What to do ->
Set down the entries once more, exactly as they are written.

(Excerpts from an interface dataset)
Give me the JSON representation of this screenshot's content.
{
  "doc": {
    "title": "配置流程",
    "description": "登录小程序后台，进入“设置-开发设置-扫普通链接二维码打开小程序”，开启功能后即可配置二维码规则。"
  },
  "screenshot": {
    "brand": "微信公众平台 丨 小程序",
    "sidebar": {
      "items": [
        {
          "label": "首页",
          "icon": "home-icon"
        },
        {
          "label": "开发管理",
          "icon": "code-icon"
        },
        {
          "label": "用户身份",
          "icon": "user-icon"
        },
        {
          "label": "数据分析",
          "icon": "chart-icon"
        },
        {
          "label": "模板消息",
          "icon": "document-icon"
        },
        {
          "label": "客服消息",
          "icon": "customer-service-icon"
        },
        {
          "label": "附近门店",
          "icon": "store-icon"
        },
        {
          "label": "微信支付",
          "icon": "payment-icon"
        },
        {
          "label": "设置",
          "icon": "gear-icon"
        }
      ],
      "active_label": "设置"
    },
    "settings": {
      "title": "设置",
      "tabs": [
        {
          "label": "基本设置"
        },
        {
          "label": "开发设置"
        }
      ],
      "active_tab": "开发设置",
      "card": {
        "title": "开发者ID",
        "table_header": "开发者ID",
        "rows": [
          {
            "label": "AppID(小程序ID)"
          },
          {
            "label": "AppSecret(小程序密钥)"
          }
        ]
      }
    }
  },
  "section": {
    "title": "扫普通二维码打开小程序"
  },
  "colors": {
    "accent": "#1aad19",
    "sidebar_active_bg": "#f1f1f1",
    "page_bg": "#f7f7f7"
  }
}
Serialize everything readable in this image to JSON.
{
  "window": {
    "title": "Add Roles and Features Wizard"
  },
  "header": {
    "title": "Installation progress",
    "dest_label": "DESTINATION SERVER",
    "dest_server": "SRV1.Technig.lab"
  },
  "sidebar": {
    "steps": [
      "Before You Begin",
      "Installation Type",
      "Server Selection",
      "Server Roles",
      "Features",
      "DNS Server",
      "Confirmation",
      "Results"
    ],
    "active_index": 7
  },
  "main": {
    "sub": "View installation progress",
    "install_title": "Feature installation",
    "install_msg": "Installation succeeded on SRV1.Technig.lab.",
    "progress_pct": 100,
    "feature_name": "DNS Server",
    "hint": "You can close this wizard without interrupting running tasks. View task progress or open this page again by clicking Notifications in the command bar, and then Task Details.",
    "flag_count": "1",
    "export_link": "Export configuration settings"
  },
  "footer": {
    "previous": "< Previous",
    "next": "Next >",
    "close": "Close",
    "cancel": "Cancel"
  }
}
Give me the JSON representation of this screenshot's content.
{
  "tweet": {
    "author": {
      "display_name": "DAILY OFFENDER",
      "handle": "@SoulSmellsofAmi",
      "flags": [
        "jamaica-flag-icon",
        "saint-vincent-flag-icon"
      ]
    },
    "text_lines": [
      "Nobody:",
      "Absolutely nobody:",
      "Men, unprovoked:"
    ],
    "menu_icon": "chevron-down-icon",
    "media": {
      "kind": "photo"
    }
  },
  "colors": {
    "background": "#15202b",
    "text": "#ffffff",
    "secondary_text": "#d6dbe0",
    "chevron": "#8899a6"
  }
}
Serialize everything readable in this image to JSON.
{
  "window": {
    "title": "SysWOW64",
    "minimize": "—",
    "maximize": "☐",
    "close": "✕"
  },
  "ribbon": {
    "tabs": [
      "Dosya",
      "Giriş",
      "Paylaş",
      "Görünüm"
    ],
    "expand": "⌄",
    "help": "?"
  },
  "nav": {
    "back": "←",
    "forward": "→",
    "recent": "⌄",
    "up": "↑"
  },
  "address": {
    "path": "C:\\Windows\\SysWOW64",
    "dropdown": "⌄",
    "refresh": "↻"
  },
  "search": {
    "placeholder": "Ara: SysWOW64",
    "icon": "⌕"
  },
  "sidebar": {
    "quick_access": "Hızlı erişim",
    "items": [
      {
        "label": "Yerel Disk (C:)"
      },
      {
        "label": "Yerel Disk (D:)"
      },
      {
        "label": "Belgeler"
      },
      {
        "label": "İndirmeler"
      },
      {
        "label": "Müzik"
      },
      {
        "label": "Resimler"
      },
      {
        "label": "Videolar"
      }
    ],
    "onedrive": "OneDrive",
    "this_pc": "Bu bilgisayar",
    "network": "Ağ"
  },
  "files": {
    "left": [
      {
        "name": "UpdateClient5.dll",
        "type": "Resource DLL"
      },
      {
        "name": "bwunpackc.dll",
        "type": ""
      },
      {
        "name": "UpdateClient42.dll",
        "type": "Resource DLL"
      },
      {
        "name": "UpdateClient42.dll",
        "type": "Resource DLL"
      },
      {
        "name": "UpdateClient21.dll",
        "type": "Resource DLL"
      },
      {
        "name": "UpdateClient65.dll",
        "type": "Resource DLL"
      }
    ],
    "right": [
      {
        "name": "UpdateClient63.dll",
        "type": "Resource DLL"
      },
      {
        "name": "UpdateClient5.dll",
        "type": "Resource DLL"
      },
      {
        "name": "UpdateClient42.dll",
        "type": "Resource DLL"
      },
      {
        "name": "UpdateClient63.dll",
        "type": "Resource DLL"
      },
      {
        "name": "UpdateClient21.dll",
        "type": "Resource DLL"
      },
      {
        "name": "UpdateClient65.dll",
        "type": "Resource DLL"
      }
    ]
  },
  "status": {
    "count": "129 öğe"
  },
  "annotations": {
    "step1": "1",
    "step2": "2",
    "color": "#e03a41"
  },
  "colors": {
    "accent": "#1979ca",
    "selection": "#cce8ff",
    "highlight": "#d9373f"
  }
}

Result of this task ->
Give me the JSON representation of this screenshot's content.
{
  "doc": {
    "title": "配置流程",
    "description": "登录小程序后台，进入“设置-开发设置-扫普通链接二维码打开小程序”，开启功能后即可配置二维码规则。"
  },
  "screenshot": {
    "brand": "微信公众平台 丨 小程序",
    "sidebar": {
      "items": [
        {
          "label": "首页",
          "icon": "home-icon"
        },
        {
          "label": "开发管理",
          "icon": "code-icon"
        },
        {
          "label": "用户身份",
          "icon": "user-icon"
        },
        {
          "label": "数据分析",
          "icon": "chart-icon"
        },
        {
          "label": "模板消息",
          "icon": "document-icon"
        },
        {
          "label": "客服消息",
          "icon": "customer-service-icon"
        },
        {
          "label": "附近门店",
          "icon": "store-icon"
        },
        {
          "label": "微信支付",
          "icon": "payment-icon"
        },
        {
          "label": "设置",
          "icon": "gear-icon"
        }
      ],
      "active_label": "设置"
    },
    "settings": {
      "title": "设置",
      "tabs": [
        {
          "label": "基本设置"
        },
        {
          "label": "开发设置"
        }
      ],
      "active_tab": "开发设置",
      "card": {
        "title": "开发者ID",
        "table_header": "开发者ID",
        "rows": [
          {
            "label": "AppID(小程序ID)"
          },
          {
            "label": "AppSecret(小程序密钥)"
          }
        ]
      }
    }
  },
  "section": {
    "title": "扫普通二维码打开小程序"
  },
  "colors": {
    "accent": "#1aad19",
    "sidebar_active_bg": "#f1f1f1",
    "page_bg": "#f7f7f7"
  }
}
Serialize everything readable in this image to JSON.
{
  "window": {
    "title": "Add Roles and Features Wizard"
  },
  "header": {
    "title": "Installation progress",
    "dest_label": "DESTINATION SERVER",
    "dest_server": "SRV1.Technig.lab"
  },
  "sidebar": {
    "steps": [
      "Before You Begin",
      "Installation Type",
      "Server Selection",
      "Server Roles",
      "Features",
      "DNS Server",
      "Confirmation",
      "Results"
    ],
    "active_index": 7
  },
  "main": {
    "sub": "View installation progress",
    "install_title": "Feature installation",
    "install_msg": "Installation succeeded on SRV1.Technig.lab.",
    "progress_pct": 100,
    "feature_name": "DNS Server",
    "hint": "You can close this wizard without interrupting running tasks. View task progress or open this page again by clicking Notifications in the command bar, and then Task Details.",
    "flag_count": "1",
    "export_link": "Export configuration settings"
  },
  "footer": {
    "previous": "< Previous",
    "next": "Next >",
    "close": "Close",
    "cancel": "Cancel"
  }
}
Give me the JSON representation of this screenshot's content.
{
  "tweet": {
    "author": {
      "display_name": "DAILY OFFENDER",
      "handle": "@SoulSmellsofAmi",
      "flags": [
        "jamaica-flag-icon",
        "saint-vincent-flag-icon"
      ]
    },
    "text_lines": [
      "Nobody:",
      "Absolutely nobody:",
      "Men, unprovoked:"
    ],
    "menu_icon": "chevron-down-icon",
    "media": {
      "kind": "photo"
    }
  },
  "colors": {
    "background": "#15202b",
    "text": "#ffffff",
    "secondary_text": "#d6dbe0",
    "chevron": "#8899a6"
  }
}
Serialize everything readable in this image to JSON.
{
  "window": {
    "title": "SysWOW64",
    "minimize": "—",
    "maximize": "☐",
    "close": "✕"
  },
  "ribbon": {
    "tabs": [
      "Dosya",
      "Giriş",
      "Paylaş",
      "Görünüm"
    ],
    "expand": "⌄",
    "help": "?"
  },
  "nav": {
    "back": "←",
    "forward": "→",
    "recent": "⌄",
    "up": "↑"
  },
  "address": {
    "path": "C:\\Windows\\SysWOW64",
    "dropdown": "⌄",
    "refresh": "↻"
  },
  "search": {
    "placeholder": "Ara: SysWOW64",
    "icon": "⌕"
  },
  "sidebar": {
    "quick_access": "Hızlı erişim",
    "items": [
      {
        "label": "Yerel Disk (C:)"
      },
      {
        "label": "Yerel Disk (D:)"
      },
      {
        "label": "Belgeler"
      },
      {
        "label": "İndirmeler"
      },
      {
        "label": "Müzik"
      },
      {
        "label": "Resimler"
      },
      {
        "label": "Videolar"
      }
    ],
    "onedrive": "OneDrive",
    "this_pc": "Bu bilgisayar",
    "network": "Ağ"
  },
  "files": {
    "left": [
      {
        "name": "UpdateClient5.dll",
        "type": "Resource DLL"
      },
      {
        "name": "bwunpackc.dll",
        "type": ""
      },
      {
        "name": "UpdateClient42.dll",
        "type": "Resource DLL"
      },
      {
        "name": "UpdateClient42.dll",
        "type": "Resource DLL"
      },
      {
        "name": "UpdateClient21.dll",
        "type": "Resource DLL"
      },
      {
        "name": "UpdateClient65.dll",
        "type": "Resource DLL"
      }
    ],
    "right": [
      {
        "name": "UpdateClient63.dll",
        "type": "Resource DLL"
      },
      {
        "name": "UpdateClient5.dll",
        "type": "Resource DLL"
      },
      {
        "name": "UpdateClient42.dll",
        "type": "Resource DLL"
      },
      {
        "name": "UpdateClient63.dll",
        "type": "Resource DLL"
      },
      {
        "name": "UpdateClient21.dll",
        "type": "Resource DLL"
      },
      {
        "name": "UpdateClient65.dll",
        "type": "Resource DLL"
      }
    ]
  },
  "status": {
    "count": "129 öğe"
  },
  "annotations": {
    "step1": "1",
    "step2": "2",
    "color": "#e03a41"
  },
  "colors": {
    "accent": "#1979ca",
    "selection": "#cce8ff",
    "highlight": "#d9373f"
  }
}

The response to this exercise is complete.